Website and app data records
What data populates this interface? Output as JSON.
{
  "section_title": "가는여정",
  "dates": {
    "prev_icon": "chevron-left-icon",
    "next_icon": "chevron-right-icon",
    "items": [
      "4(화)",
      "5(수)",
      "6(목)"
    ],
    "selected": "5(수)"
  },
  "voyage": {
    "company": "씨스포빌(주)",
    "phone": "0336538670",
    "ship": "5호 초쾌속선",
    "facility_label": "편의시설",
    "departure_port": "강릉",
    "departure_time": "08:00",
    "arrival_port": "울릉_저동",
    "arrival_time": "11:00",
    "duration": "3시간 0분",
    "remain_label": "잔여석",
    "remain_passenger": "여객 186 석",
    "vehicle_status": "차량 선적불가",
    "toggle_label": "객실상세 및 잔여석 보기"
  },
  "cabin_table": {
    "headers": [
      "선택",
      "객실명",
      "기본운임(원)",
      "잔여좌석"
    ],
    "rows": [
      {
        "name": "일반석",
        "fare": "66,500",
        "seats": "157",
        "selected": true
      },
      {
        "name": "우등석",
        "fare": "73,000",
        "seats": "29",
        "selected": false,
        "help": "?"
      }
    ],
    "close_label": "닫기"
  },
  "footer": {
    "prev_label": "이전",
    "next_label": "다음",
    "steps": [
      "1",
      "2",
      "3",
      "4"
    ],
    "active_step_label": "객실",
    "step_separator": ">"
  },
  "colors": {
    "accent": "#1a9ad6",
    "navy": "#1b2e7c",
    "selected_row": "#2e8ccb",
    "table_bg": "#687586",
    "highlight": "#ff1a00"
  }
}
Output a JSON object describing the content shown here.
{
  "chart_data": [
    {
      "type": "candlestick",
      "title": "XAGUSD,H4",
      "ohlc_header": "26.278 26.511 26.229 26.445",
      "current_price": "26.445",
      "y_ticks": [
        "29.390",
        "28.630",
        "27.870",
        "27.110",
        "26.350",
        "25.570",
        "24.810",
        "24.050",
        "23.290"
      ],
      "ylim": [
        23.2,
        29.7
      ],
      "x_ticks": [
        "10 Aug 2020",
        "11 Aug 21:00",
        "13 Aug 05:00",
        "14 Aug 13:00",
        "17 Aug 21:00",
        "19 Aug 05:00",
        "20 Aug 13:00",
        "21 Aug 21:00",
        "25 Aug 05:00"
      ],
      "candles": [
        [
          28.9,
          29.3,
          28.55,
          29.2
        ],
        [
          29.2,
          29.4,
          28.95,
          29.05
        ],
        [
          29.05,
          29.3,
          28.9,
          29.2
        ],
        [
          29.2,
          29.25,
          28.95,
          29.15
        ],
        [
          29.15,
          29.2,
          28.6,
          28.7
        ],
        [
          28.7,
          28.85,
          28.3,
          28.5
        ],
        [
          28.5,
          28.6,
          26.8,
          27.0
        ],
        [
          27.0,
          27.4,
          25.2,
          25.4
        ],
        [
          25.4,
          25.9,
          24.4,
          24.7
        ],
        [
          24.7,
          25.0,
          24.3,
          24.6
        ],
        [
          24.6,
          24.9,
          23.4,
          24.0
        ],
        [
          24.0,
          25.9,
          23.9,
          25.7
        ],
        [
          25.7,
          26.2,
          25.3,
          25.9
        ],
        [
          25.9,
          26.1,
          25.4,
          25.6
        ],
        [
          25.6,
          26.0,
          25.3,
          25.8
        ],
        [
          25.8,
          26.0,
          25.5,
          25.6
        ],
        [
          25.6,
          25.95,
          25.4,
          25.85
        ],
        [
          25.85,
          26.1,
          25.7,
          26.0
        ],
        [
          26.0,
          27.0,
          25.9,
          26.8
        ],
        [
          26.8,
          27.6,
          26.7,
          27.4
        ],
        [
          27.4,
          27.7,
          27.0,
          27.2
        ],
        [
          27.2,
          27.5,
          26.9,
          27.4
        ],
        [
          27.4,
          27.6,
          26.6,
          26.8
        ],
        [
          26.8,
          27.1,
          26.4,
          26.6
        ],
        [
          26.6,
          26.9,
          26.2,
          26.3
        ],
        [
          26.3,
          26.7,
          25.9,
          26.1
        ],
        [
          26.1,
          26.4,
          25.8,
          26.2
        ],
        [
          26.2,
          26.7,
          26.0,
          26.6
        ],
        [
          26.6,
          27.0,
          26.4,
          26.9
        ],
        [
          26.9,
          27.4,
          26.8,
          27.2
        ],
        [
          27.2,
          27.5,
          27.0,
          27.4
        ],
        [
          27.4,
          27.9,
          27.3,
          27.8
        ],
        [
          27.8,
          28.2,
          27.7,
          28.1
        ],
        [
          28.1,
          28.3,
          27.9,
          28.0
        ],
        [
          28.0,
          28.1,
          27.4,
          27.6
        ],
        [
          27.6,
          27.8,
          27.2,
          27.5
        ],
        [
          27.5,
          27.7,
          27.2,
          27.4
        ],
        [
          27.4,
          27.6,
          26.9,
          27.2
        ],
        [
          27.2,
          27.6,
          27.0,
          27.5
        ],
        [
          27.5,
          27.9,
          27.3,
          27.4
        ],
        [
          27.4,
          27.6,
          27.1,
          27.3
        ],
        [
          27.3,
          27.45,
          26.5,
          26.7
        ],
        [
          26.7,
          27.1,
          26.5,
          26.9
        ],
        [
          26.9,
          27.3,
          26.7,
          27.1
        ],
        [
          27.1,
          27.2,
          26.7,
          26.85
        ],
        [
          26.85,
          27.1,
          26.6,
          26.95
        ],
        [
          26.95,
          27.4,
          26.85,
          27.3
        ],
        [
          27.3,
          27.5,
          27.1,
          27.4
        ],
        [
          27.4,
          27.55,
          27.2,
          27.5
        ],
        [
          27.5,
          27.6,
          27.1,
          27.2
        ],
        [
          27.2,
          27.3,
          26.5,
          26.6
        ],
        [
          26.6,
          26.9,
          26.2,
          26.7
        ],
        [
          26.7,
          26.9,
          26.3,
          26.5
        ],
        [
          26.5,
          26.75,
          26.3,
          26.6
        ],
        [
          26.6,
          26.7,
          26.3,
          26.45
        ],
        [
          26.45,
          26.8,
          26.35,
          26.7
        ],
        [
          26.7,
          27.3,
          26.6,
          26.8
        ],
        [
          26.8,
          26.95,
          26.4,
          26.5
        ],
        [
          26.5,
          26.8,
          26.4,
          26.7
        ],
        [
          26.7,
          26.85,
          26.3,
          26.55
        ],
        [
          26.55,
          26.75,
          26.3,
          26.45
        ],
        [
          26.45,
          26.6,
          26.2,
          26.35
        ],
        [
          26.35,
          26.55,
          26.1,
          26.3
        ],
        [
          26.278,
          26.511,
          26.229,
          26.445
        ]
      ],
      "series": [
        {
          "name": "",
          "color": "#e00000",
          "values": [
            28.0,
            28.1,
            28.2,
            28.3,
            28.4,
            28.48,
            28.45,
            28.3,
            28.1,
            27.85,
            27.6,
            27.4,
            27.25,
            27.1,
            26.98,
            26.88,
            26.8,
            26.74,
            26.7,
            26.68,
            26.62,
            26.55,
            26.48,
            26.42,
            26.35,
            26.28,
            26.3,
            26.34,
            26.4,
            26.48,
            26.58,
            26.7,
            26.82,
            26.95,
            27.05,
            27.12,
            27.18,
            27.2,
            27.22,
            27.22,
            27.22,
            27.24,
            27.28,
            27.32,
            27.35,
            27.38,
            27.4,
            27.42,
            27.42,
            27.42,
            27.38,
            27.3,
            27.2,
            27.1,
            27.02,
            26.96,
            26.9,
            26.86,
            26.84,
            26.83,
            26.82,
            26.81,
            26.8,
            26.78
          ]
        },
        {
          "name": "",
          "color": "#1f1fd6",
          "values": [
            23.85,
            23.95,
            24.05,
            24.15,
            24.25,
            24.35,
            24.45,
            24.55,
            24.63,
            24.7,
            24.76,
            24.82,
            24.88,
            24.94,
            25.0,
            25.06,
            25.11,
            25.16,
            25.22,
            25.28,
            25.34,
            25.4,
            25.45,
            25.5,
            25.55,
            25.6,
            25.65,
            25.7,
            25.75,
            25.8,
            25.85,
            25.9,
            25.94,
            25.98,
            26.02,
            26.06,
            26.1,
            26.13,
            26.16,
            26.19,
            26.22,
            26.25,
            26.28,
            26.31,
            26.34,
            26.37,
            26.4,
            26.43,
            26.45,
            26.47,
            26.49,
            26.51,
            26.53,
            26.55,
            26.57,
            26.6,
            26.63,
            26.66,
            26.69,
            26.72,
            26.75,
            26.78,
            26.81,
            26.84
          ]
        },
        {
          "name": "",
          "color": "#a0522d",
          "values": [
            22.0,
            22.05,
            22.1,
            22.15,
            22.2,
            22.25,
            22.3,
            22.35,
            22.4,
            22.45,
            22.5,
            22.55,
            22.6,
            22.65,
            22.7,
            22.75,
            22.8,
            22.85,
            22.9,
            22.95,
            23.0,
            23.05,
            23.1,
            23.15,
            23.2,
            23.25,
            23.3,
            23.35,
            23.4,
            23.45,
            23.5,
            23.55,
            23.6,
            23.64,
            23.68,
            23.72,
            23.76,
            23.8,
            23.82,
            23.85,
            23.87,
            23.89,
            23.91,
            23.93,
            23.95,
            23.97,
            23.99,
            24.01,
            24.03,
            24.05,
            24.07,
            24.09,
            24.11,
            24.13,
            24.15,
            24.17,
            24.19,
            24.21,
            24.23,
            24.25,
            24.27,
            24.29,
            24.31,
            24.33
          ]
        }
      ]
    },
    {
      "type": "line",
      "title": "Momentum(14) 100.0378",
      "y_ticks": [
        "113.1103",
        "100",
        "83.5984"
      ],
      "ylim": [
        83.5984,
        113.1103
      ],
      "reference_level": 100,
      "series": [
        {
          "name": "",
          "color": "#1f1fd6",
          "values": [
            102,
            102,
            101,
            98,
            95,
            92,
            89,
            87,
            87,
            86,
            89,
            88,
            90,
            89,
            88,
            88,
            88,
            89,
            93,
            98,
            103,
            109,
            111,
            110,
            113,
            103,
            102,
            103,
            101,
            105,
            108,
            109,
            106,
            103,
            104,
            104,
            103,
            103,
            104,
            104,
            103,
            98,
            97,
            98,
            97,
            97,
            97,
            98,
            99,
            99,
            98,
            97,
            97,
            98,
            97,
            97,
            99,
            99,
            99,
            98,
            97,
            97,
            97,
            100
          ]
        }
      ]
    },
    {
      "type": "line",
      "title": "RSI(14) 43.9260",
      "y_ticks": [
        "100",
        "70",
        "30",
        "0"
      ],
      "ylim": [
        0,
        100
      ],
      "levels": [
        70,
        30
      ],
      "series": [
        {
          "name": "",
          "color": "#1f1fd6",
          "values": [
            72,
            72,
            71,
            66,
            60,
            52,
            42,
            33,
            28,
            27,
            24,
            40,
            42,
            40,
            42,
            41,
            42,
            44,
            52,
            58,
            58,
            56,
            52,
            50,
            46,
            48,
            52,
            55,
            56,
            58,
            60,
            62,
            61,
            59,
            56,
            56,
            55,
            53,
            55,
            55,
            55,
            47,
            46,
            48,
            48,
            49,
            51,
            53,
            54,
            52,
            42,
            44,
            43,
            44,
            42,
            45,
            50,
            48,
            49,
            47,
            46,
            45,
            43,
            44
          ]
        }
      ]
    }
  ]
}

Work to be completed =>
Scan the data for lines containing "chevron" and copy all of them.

Output of the exercise =>
    "prev_icon": "chevron-left-icon",
    "next_icon": "chevron-right-icon",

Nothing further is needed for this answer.